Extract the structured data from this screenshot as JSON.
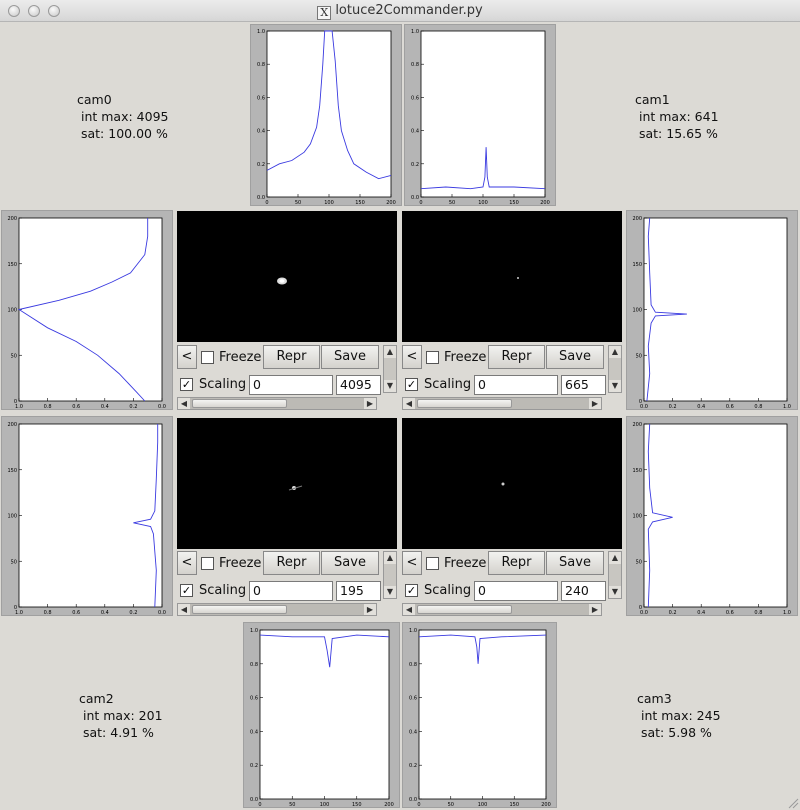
{
  "window": {
    "title": "lotuce2Commander.py",
    "icon": "x11-icon"
  },
  "cameras": [
    {
      "name": "cam0",
      "int_max_text": "int max: 4095",
      "sat_text": "sat: 100.00 %",
      "scale_min": "0",
      "scale_max": "4095",
      "scaling_checked": true,
      "freeze_checked": false
    },
    {
      "name": "cam1",
      "int_max_text": "int max: 641",
      "sat_text": "sat: 15.65 %",
      "scale_min": "0",
      "scale_max": "665",
      "scaling_checked": true,
      "freeze_checked": false
    },
    {
      "name": "cam2",
      "int_max_text": "int max: 201",
      "sat_text": "sat: 4.91 %",
      "scale_min": "0",
      "scale_max": "195",
      "scaling_checked": true,
      "freeze_checked": false
    },
    {
      "name": "cam3",
      "int_max_text": "int max: 245",
      "sat_text": "sat: 5.98 %",
      "scale_min": "0",
      "scale_max": "240",
      "scaling_checked": true,
      "freeze_checked": false
    }
  ],
  "controls": {
    "back_label": "<",
    "freeze_label": "Freeze",
    "repr_label": "Repr",
    "save_label": "Save",
    "scaling_label": "Scaling",
    "check_mark": "✓"
  },
  "icons": {
    "scroll_up": "▲",
    "scroll_down": "▼",
    "scroll_left": "◀",
    "scroll_right": "▶"
  },
  "colors": {
    "trace": "#3a3ae0",
    "panel_bg": "#dcdad5",
    "image_bg": "#000000"
  },
  "chart_data": [
    {
      "type": "line",
      "orientation": "horizontal",
      "camera": "cam0",
      "x_ticks": [
        "0",
        "50",
        "100",
        "150",
        "200"
      ],
      "y_ticks": [
        "0.0",
        "0.2",
        "0.4",
        "0.6",
        "0.8",
        "1.0"
      ],
      "xlim": [
        0,
        200
      ],
      "ylim": [
        0,
        1
      ],
      "x": [
        0,
        20,
        40,
        60,
        70,
        80,
        85,
        90,
        93,
        95,
        100,
        105,
        110,
        115,
        120,
        130,
        140,
        160,
        180,
        200
      ],
      "y": [
        0.16,
        0.2,
        0.22,
        0.27,
        0.32,
        0.42,
        0.55,
        0.8,
        1.0,
        1.0,
        1.0,
        1.0,
        0.82,
        0.55,
        0.4,
        0.28,
        0.2,
        0.15,
        0.11,
        0.13
      ]
    },
    {
      "type": "line",
      "orientation": "horizontal",
      "camera": "cam1",
      "x_ticks": [
        "0",
        "50",
        "100",
        "150",
        "200"
      ],
      "y_ticks": [
        "0.0",
        "0.2",
        "0.4",
        "0.6",
        "0.8",
        "1.0"
      ],
      "xlim": [
        0,
        200
      ],
      "ylim": [
        0,
        1
      ],
      "x": [
        0,
        40,
        80,
        100,
        103,
        105,
        107,
        110,
        150,
        200
      ],
      "y": [
        0.05,
        0.06,
        0.05,
        0.06,
        0.12,
        0.3,
        0.12,
        0.06,
        0.06,
        0.05
      ]
    },
    {
      "type": "line",
      "orientation": "vertical",
      "camera": "cam0",
      "x_ticks": [
        "1.0",
        "0.8",
        "0.6",
        "0.4",
        "0.2",
        "0.0"
      ],
      "y_ticks": [
        "0",
        "50",
        "100",
        "150",
        "200"
      ],
      "xlim": [
        1,
        0
      ],
      "ylim": [
        0,
        200
      ],
      "x": [
        0.12,
        0.18,
        0.3,
        0.45,
        0.6,
        0.8,
        1.0,
        0.72,
        0.5,
        0.35,
        0.22,
        0.12,
        0.1,
        0.1
      ],
      "y": [
        0,
        10,
        30,
        50,
        65,
        80,
        100,
        110,
        120,
        130,
        140,
        160,
        180,
        200
      ]
    },
    {
      "type": "line",
      "orientation": "vertical",
      "camera": "cam1",
      "x_ticks": [
        "0.0",
        "0.2",
        "0.4",
        "0.6",
        "0.8",
        "1.0"
      ],
      "y_ticks": [
        "0",
        "50",
        "100",
        "150",
        "200"
      ],
      "xlim": [
        0,
        1
      ],
      "ylim": [
        0,
        200
      ],
      "x": [
        0.02,
        0.04,
        0.03,
        0.05,
        0.08,
        0.3,
        0.08,
        0.05,
        0.04,
        0.03,
        0.04
      ],
      "y": [
        0,
        30,
        60,
        85,
        93,
        95,
        97,
        105,
        140,
        180,
        200
      ]
    },
    {
      "type": "line",
      "orientation": "vertical",
      "camera": "cam2",
      "x_ticks": [
        "1.0",
        "0.8",
        "0.6",
        "0.4",
        "0.2",
        "0.0"
      ],
      "y_ticks": [
        "0",
        "50",
        "100",
        "150",
        "200"
      ],
      "xlim": [
        1,
        0
      ],
      "ylim": [
        0,
        200
      ],
      "x": [
        0.05,
        0.04,
        0.06,
        0.08,
        0.2,
        0.08,
        0.05,
        0.04,
        0.03,
        0.03
      ],
      "y": [
        0,
        40,
        80,
        88,
        92,
        96,
        105,
        140,
        180,
        200
      ]
    },
    {
      "type": "line",
      "orientation": "vertical",
      "camera": "cam3",
      "x_ticks": [
        "0.0",
        "0.2",
        "0.4",
        "0.6",
        "0.8",
        "1.0"
      ],
      "y_ticks": [
        "0",
        "50",
        "100",
        "150",
        "200"
      ],
      "xlim": [
        0,
        1
      ],
      "ylim": [
        0,
        200
      ],
      "x": [
        0.03,
        0.04,
        0.03,
        0.06,
        0.2,
        0.06,
        0.04,
        0.03,
        0.04
      ],
      "y": [
        0,
        40,
        85,
        93,
        98,
        103,
        130,
        170,
        200
      ]
    },
    {
      "type": "line",
      "orientation": "horizontal-inverted",
      "camera": "cam2",
      "x_ticks": [
        "0",
        "50",
        "100",
        "150",
        "200"
      ],
      "y_ticks": [
        "0.0",
        "0.2",
        "0.4",
        "0.6",
        "0.8",
        "1.0"
      ],
      "xlim": [
        0,
        200
      ],
      "ylim": [
        1,
        0
      ],
      "x": [
        0,
        50,
        100,
        104,
        108,
        112,
        150,
        200
      ],
      "y": [
        0.03,
        0.04,
        0.04,
        0.12,
        0.22,
        0.05,
        0.03,
        0.04
      ]
    },
    {
      "type": "line",
      "orientation": "horizontal-inverted",
      "camera": "cam3",
      "x_ticks": [
        "0",
        "50",
        "100",
        "150",
        "200"
      ],
      "y_ticks": [
        "0.0",
        "0.2",
        "0.4",
        "0.6",
        "0.8",
        "1.0"
      ],
      "xlim": [
        0,
        200
      ],
      "ylim": [
        1,
        0
      ],
      "x": [
        0,
        50,
        88,
        91,
        93,
        96,
        130,
        200
      ],
      "y": [
        0.04,
        0.03,
        0.04,
        0.1,
        0.2,
        0.05,
        0.04,
        0.03
      ]
    }
  ]
}
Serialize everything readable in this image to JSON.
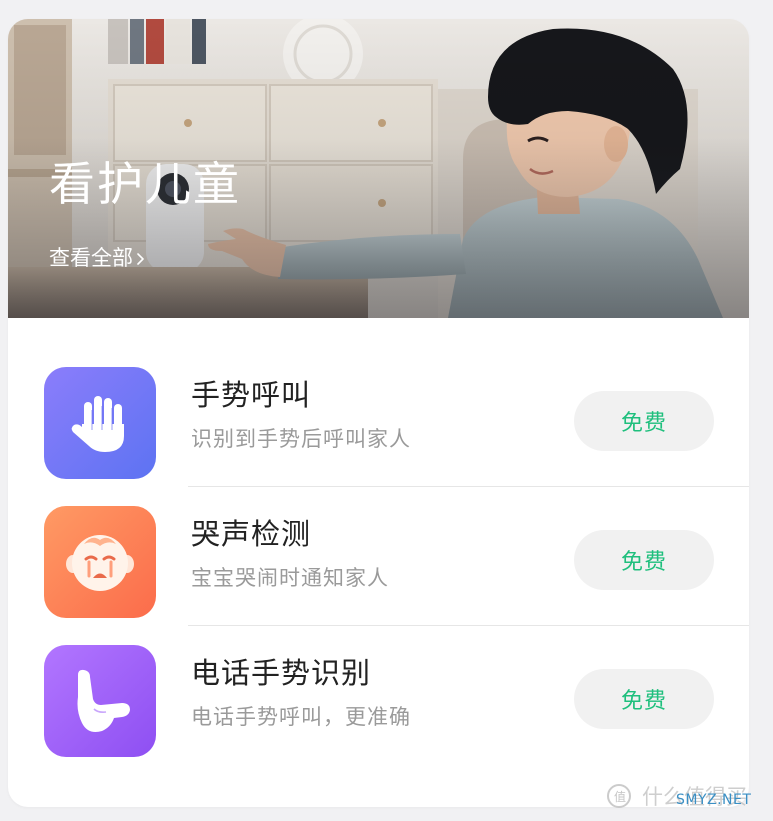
{
  "banner": {
    "title": "看护儿童",
    "link_label": "查看全部"
  },
  "features": [
    {
      "icon": "hand-raise-icon",
      "title": "手势呼叫",
      "description": "识别到手势后呼叫家人",
      "price_label": "免费",
      "tile_colors": [
        "#8b7dfb",
        "#5d73f2"
      ]
    },
    {
      "icon": "crying-baby-icon",
      "title": "哭声检测",
      "description": "宝宝哭闹时通知家人",
      "price_label": "免费",
      "tile_colors": [
        "#ff9a64",
        "#fb6c4b"
      ]
    },
    {
      "icon": "phone-gesture-icon",
      "title": "电话手势识别",
      "description": "电话手势呼叫，更准确",
      "price_label": "免费",
      "tile_colors": [
        "#b276ff",
        "#8e4ff2"
      ]
    }
  ],
  "colors": {
    "accent_green": "#1fbf7d",
    "title_text": "#222222",
    "secondary_text": "#9a9a9a"
  },
  "watermark": {
    "text": "什么值得买",
    "site": "SMYZ.NET"
  }
}
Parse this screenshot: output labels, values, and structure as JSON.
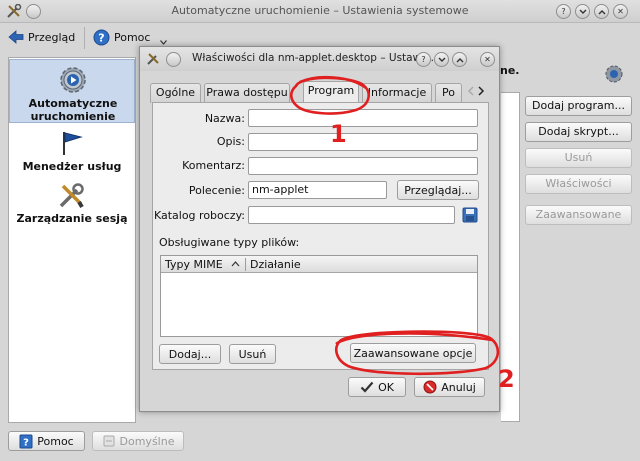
{
  "window": {
    "title": "Automatyczne uruchomienie – Ustawienia systemowe"
  },
  "toolbar": {
    "overview_label": "Przegląd",
    "help_label": "Pomoc"
  },
  "sidebar": {
    "items": [
      {
        "label": "Automatyczne uruchomienie",
        "icon": "autostart-gear-icon",
        "active": true
      },
      {
        "label": "Menedżer usług",
        "icon": "flag-icon",
        "active": false
      },
      {
        "label": "Zarządzanie sesją",
        "icon": "tools-icon",
        "active": false
      }
    ]
  },
  "main": {
    "heading_fragment": "ne.",
    "buttons": [
      {
        "label": "Dodaj program...",
        "enabled": true
      },
      {
        "label": "Dodaj skrypt...",
        "enabled": true
      },
      {
        "label": "Usuń",
        "enabled": false
      },
      {
        "label": "Właściwości",
        "enabled": false
      },
      {
        "label": "Zaawansowane",
        "enabled": false
      }
    ]
  },
  "bottom": {
    "help_label": "Pomoc",
    "defaults_label": "Domyślne"
  },
  "dialog": {
    "title": "Właściwości dla nm-applet.desktop – Ustawie...",
    "tabs": [
      "Ogólne",
      "Prawa dostępu",
      "Program",
      "Informacje",
      "Po"
    ],
    "active_tab": "Program",
    "fields": {
      "name_label": "Nazwa:",
      "name_value": "",
      "desc_label": "Opis:",
      "desc_value": "",
      "comment_label": "Komentarz:",
      "comment_value": "",
      "command_label": "Polecenie:",
      "command_value": "nm-applet",
      "browse_label": "Przeglądaj...",
      "workdir_label": "Katalog roboczy:",
      "workdir_value": ""
    },
    "mime": {
      "section_label": "Obsługiwane typy plików:",
      "col_type": "Typy MIME",
      "col_action": "Działanie",
      "add_label": "Dodaj...",
      "remove_label": "Usuń",
      "advanced_label": "Zaawansowane opcje"
    },
    "ok_label": "OK",
    "cancel_label": "Anuluj"
  },
  "annotations": {
    "first": "1",
    "second": "2",
    "color": "#e02020"
  }
}
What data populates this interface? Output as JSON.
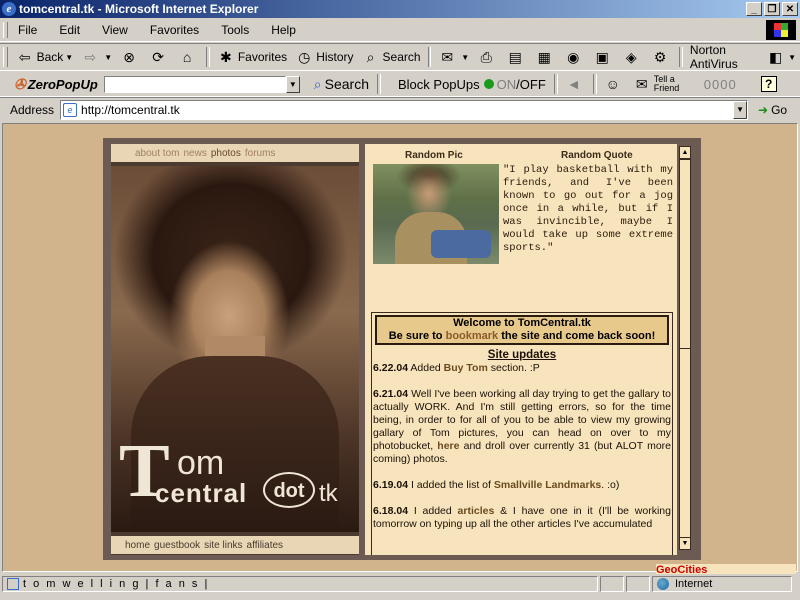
{
  "window": {
    "title": "tomcentral.tk - Microsoft Internet Explorer",
    "min_label": "_",
    "max_label": "❐",
    "close_label": "✕"
  },
  "menu": [
    "File",
    "Edit",
    "View",
    "Favorites",
    "Tools",
    "Help"
  ],
  "toolbar": {
    "back_label": "Back",
    "favorites_label": "Favorites",
    "history_label": "History",
    "search_label": "Search",
    "norton_label": "Norton AntiVirus"
  },
  "zeropopup": {
    "brand": "ZeroPopUp",
    "search_label": "Search",
    "block_label": "Block PopUps",
    "on_label": "ON",
    "off_label": "/OFF",
    "tellfriend_label": "Tell a Friend",
    "counter": "0000",
    "help_label": "?"
  },
  "address": {
    "label": "Address",
    "url": "http://tomcentral.tk",
    "go_label": "Go"
  },
  "site": {
    "topnav": [
      "about tom",
      "news",
      "photos",
      "forums"
    ],
    "botnav": [
      "home",
      "guestbook",
      "site links",
      "affiliates"
    ],
    "logo": {
      "T": "T",
      "om": "om",
      "central": "central",
      "dot": "dot",
      "tk": "tk"
    },
    "random_pic_heading": "Random Pic",
    "random_quote_heading": "Random Quote",
    "quote": "\"I play basketball with my friends, and I've been known to go out for a jog once in a while, but if I was invincible, maybe I would take up some extreme sports.\"",
    "welcome_line1": "Welcome to TomCentral.tk",
    "welcome_line2_pre": "Be sure to ",
    "welcome_link": "bookmark",
    "welcome_line2_post": " the site and come back soon!",
    "updates_heading": "Site updates",
    "updates": [
      {
        "date": "6.22.04",
        "pre": " Added ",
        "link": "Buy Tom",
        "post": " section. :P"
      },
      {
        "date": "6.21.04",
        "pre": " Well I've been working all day trying to get the gallary to actually WORK. And I'm still getting errors, so for the time being, in order to for all of you to be able to view my growing gallary of Tom pictures, you can head on over to my photobucket, ",
        "link": "here",
        "post": " and droll over currently 31 (but ALOT more coming) photos."
      },
      {
        "date": "6.19.04",
        "pre": " I added the list of ",
        "link": "Smallville Landmarks",
        "post": ". :o)"
      },
      {
        "date": "6.18.04",
        "pre": " I added ",
        "link": "articles",
        "post": " & I have one in it (I'll be working tomorrow on typing up all the other articles I've accumulated"
      }
    ]
  },
  "status": {
    "text": "t o m w e l l i n g | f a n s |",
    "zone": "Internet",
    "geocities": "GeoCities"
  }
}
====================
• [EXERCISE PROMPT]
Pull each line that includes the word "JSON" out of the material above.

• [ANSWER FOR THIS EXERCISE]
Extract the structured data from this screenshot as JSON.
Serialize everything readable in this image to JSON.
Parse this screenshot: output labels, values, and structure as JSON.
What data populates this interface? Output as JSON.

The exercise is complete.